Fort Worth, Texas – In an unexpected move that has caught some community leaders off-guard, a historic movie theater, a South Fort Worth relic from the 1940s, is slated for demolition to pave the way for a new health center.
The faith-driven healthcare organization Mercy Clinic is behind the project
The proposed plans for the iconic Berry Theater, nestled at 3031 Hemphill Street, have been orchestrated by Mercy Clinic. The faith-driven healthcare organization, which serves residents in the 76110 and 76104 postal regions, filed a permit for the demolition with the city of Fort Worth. This development, however, has evoked surprise among some quarters of the Hemphill community who were not privy to the plans.
According to historical transactions, the clinic acquired the theater in 2021 and had previously bought three adjoining lots in 2016, as evidenced by a report in the public domain. What stirs the pot further is that Mercy Clinic’s preliminary blueprint had implied the preservation of the theater while erecting the health center in the adjoining lot.
The opacity surrounding the decision has drawn the concern of Fernando Peralta, Chair of the Hemphill Corridor Development Collaborative. Peralta, caught unawares by the clinic’s intention to tear down the theater, voiced his curiosity about the sudden shift in plans.
“I am really sad to hear about that because that is an incredible building with a lot of history,” he said. “I hope they do reach out so we can help them inform the community about this.”
Previously christened the White Theater, the Berry Theater traces its roots back to the 1940s. An integral part of the local cultural fabric, it started featuring Spanish-language movies in 1962. This information comes from Cinema Treasures, an entity committed to preserving the heritage of movie theaters throughout the United States.

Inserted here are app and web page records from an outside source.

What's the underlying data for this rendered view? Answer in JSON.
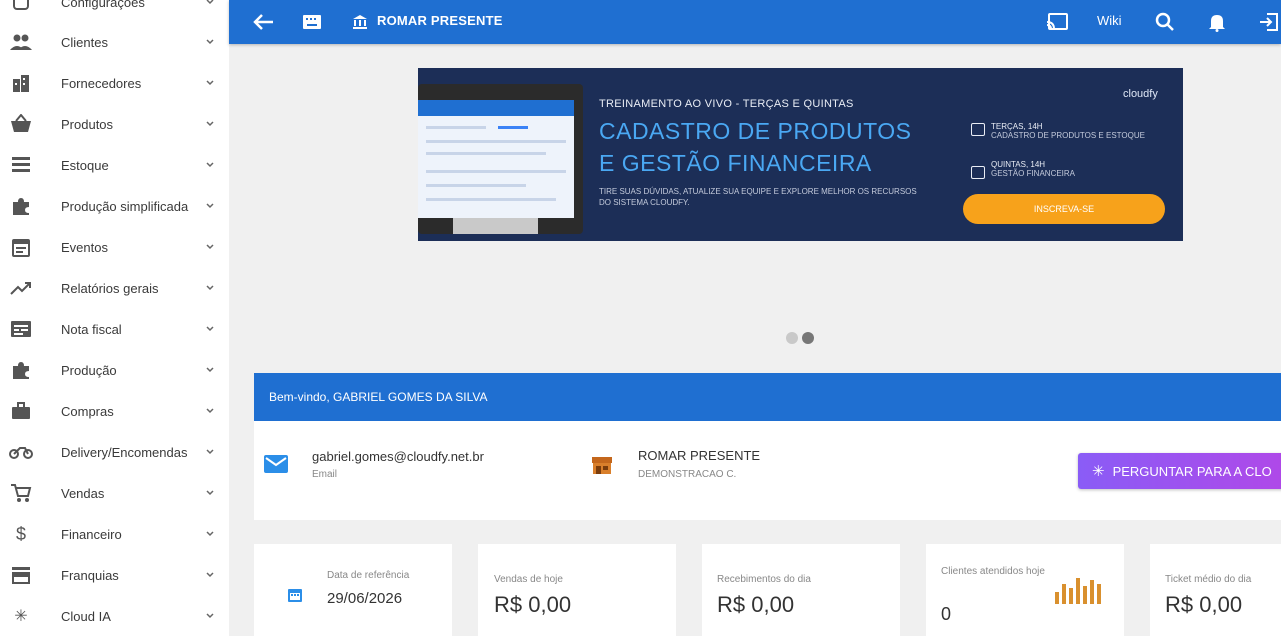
{
  "sidebar": {
    "items": [
      {
        "label": "Configurações",
        "icon": "gear-icon"
      },
      {
        "label": "Clientes",
        "icon": "people-icon"
      },
      {
        "label": "Fornecedores",
        "icon": "building-icon"
      },
      {
        "label": "Produtos",
        "icon": "basket-icon"
      },
      {
        "label": "Estoque",
        "icon": "list-icon"
      },
      {
        "label": "Produção simplificada",
        "icon": "puzzle-icon"
      },
      {
        "label": "Eventos",
        "icon": "calendar-icon"
      },
      {
        "label": "Relatórios gerais",
        "icon": "trending-icon"
      },
      {
        "label": "Nota fiscal",
        "icon": "receipt-icon"
      },
      {
        "label": "Produção",
        "icon": "puzzle-icon"
      },
      {
        "label": "Compras",
        "icon": "briefcase-icon"
      },
      {
        "label": "Delivery/Encomendas",
        "icon": "bike-icon"
      },
      {
        "label": "Vendas",
        "icon": "cart-icon"
      },
      {
        "label": "Financeiro",
        "icon": "dollar-icon"
      },
      {
        "label": "Franquias",
        "icon": "store-icon"
      },
      {
        "label": "Cloud IA",
        "icon": "sparkle-icon"
      }
    ]
  },
  "topbar": {
    "store_name": "ROMAR PRESENTE",
    "wiki_label": "Wiki"
  },
  "banner": {
    "small_title": "TREINAMENTO AO VIVO - TERÇAS E QUINTAS",
    "big_line1": "CADASTRO DE PRODUTOS",
    "big_line2": "E GESTÃO FINANCEIRA",
    "description": "TIRE SUAS DÚVIDAS, ATUALIZE SUA EQUIPE E EXPLORE MELHOR OS RECURSOS DO SISTEMA CLOUDFY.",
    "logo": "cloudfy",
    "schedule1_day": "TERÇAS, 14H",
    "schedule1_topic": "CADASTRO DE PRODUTOS E ESTOQUE",
    "schedule2_day": "QUINTAS, 14H",
    "schedule2_topic": "GESTÃO FINANCEIRA",
    "cta": "INSCREVA-SE"
  },
  "welcome": {
    "greeting": "Bem-vindo, GABRIEL GOMES DA SILVA",
    "email": "gabriel.gomes@cloudfy.net.br",
    "email_label": "Email",
    "store": "ROMAR PRESENTE",
    "store_sub": "DEMONSTRACAO C.",
    "ask_button": "PERGUNTAR PARA A CLO"
  },
  "stats": [
    {
      "label": "Data de referência",
      "value": "29/06/2026"
    },
    {
      "label": "Vendas de hoje",
      "value": "R$ 0,00"
    },
    {
      "label": "Recebimentos do dia",
      "value": "R$ 0,00"
    },
    {
      "label": "Clientes atendidos hoje",
      "value": "0"
    },
    {
      "label": "Ticket médio do dia",
      "value": "R$ 0,00"
    }
  ],
  "colors": {
    "primary": "#1f6fd1",
    "banner_bg": "#1c2e57",
    "banner_accent": "#4aa8f3",
    "cta": "#f7a21b",
    "ask_gradient_start": "#8a5cf6",
    "ask_gradient_end": "#b048e8"
  }
}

The Berry Theater has been listed five times as one of Fort Worth’s most endangered places, according to the historic preservation nonprofit Historic Fort Worth. The abandoned building has been closed for more than 35 years.